ABOUT THIS TASK :: Pull every "kind" line out of the data below.

SOURCE DATA ::
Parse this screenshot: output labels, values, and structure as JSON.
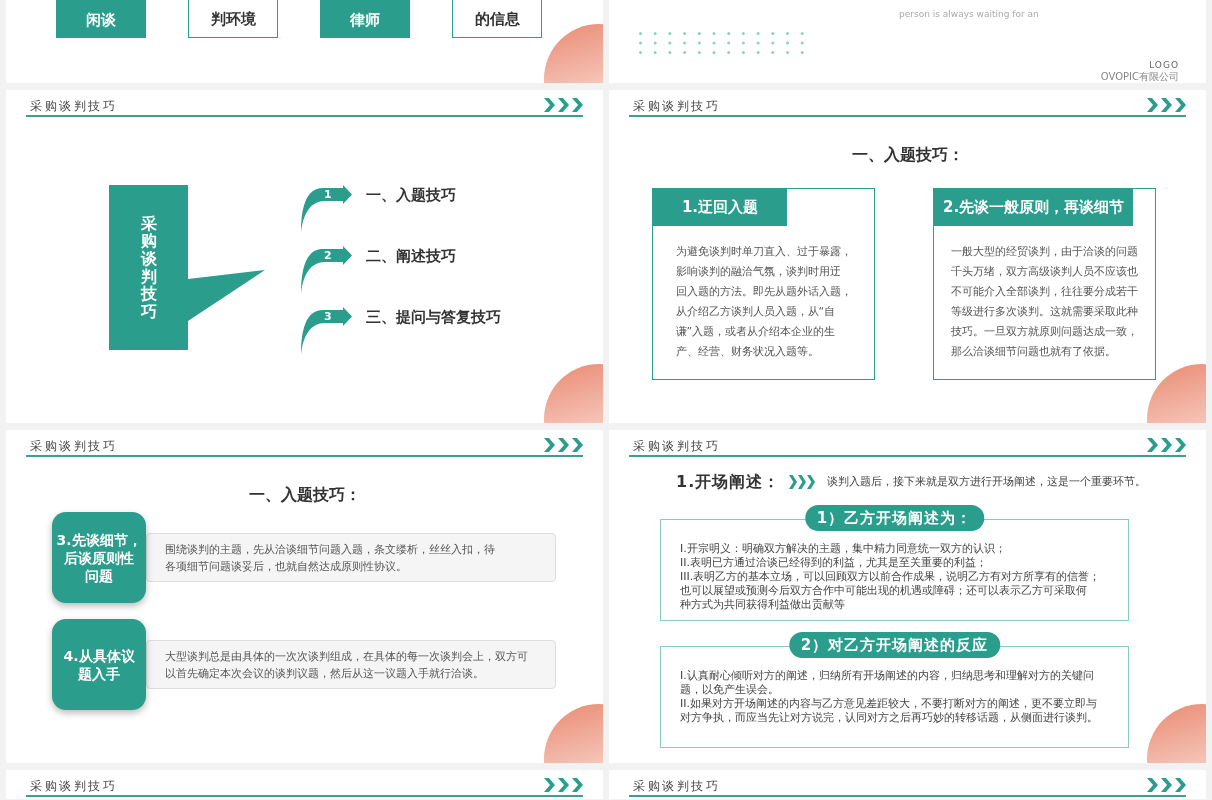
{
  "slides": [
    {
      "kind": "boxes",
      "boxes": [
        {
          "kind": "filled",
          "text": "闲谈"
        },
        {
          "kind": "outline",
          "text": "判环境"
        },
        {
          "kind": "filled",
          "text": "律师"
        },
        {
          "kind": "outline",
          "text": "的信息"
        }
      ]
    },
    {
      "kind": "cover",
      "tagline": "person is always waiting for an",
      "logo": "LOGO",
      "company": "OVOPIC有限公司"
    },
    {
      "kind": "agenda",
      "header": "采购谈判技巧",
      "title": "采购谈判技巧",
      "items": [
        {
          "number": "1",
          "label": "一、入题技巧"
        },
        {
          "number": "2",
          "label": "二、阐述技巧"
        },
        {
          "number": "3",
          "label": "三、提问与答复技巧"
        }
      ]
    },
    {
      "kind": "cards",
      "header": "采购谈判技巧",
      "heading": "一、入题技巧：",
      "cards": [
        {
          "title": "1.迂回入题",
          "lines": [
            "为避免谈判时单刀直入、过于暴露，",
            "影响谈判的融洽气氛，谈判时用迂",
            "回入题的方法。即先从题外话入题，",
            "从介绍乙方谈判人员入题，从“自",
            "谦”入题，或者从介绍本企业的生",
            "产、经营、财务状况入题等。"
          ]
        },
        {
          "title": "2.先谈一般原则，再谈细节",
          "lines": [
            "一般大型的经贸谈判，由于洽谈的问题",
            "千头万绪，双方高级谈判人员不应该也",
            "不可能介入全部谈判，往往要分成若干",
            "等级进行多次谈判。这就需要采取此种",
            "技巧。一旦双方就原则问题达成一致，",
            "那么洽谈细节问题也就有了依据。"
          ]
        }
      ]
    },
    {
      "kind": "rows",
      "header": "采购谈判技巧",
      "heading": "一、入题技巧：",
      "rows": [
        {
          "title_lines": [
            "3.先谈细节，",
            "后谈原则性",
            "问题"
          ],
          "lines": [
            "围绕谈判的主题，先从洽谈细节问题入题，条文缕析，丝丝入扣，待",
            "各项细节问题谈妥后，也就自然达成原则性协议。"
          ]
        },
        {
          "title_lines": [
            "4.从具体议",
            "题入手"
          ],
          "lines": [
            "大型谈判总是由具体的一次次谈判组成，在具体的每一次谈判会上，双方可",
            "以首先确定本次会议的谈判议题，然后从这一议题入手就行洽谈。"
          ]
        }
      ]
    },
    {
      "kind": "statement",
      "header": "采购谈判技巧",
      "heading": "1.开场阐述：",
      "intro": "谈判入题后，接下来就是双方进行开场阐述，这是一个重要环节。",
      "sections": [
        {
          "title": "1）乙方开场阐述为：",
          "lines": [
            "I.开宗明义：明确双方解决的主题，集中精力同意统一双方的认识；",
            "II.表明已方通过洽谈已经得到的利益，尤其是至关重要的利益；",
            "III.表明乙方的基本立场，可以回顾双方以前合作成果，说明乙方有对方所享有的信誉；",
            "也可以展望或预测今后双方合作中可能出现的机遇或障碍；还可以表示乙方可采取何",
            "种方式为共同获得利益做出贡献等"
          ]
        },
        {
          "title": "2）对乙方开场阐述的反应",
          "lines": [
            "I.认真耐心倾听对方的阐述，归纳所有开场阐述的内容，归纳思考和理解对方的关键问",
            "题，以免产生误会。",
            "II.如果对方开场阐述的内容与乙方意见差距较大，不要打断对方的阐述，更不要立即与",
            "对方争执，而应当先让对方说完，认同对方之后再巧妙的转移话题，从侧面进行谈判。"
          ]
        }
      ]
    },
    {
      "kind": "header_only",
      "header": "采购谈判技巧"
    },
    {
      "kind": "header_only",
      "header": "采购谈判技巧"
    }
  ]
}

FINISHED EXERCISE ::
      "kind": "boxes",
          "kind": "filled",
          "kind": "outline",
          "kind": "filled",
          "kind": "outline",
      "kind": "cover",
      "kind": "agenda",
      "kind": "cards",
      "kind": "rows",
      "kind": "statement",
      "kind": "header_only",
      "kind": "header_only",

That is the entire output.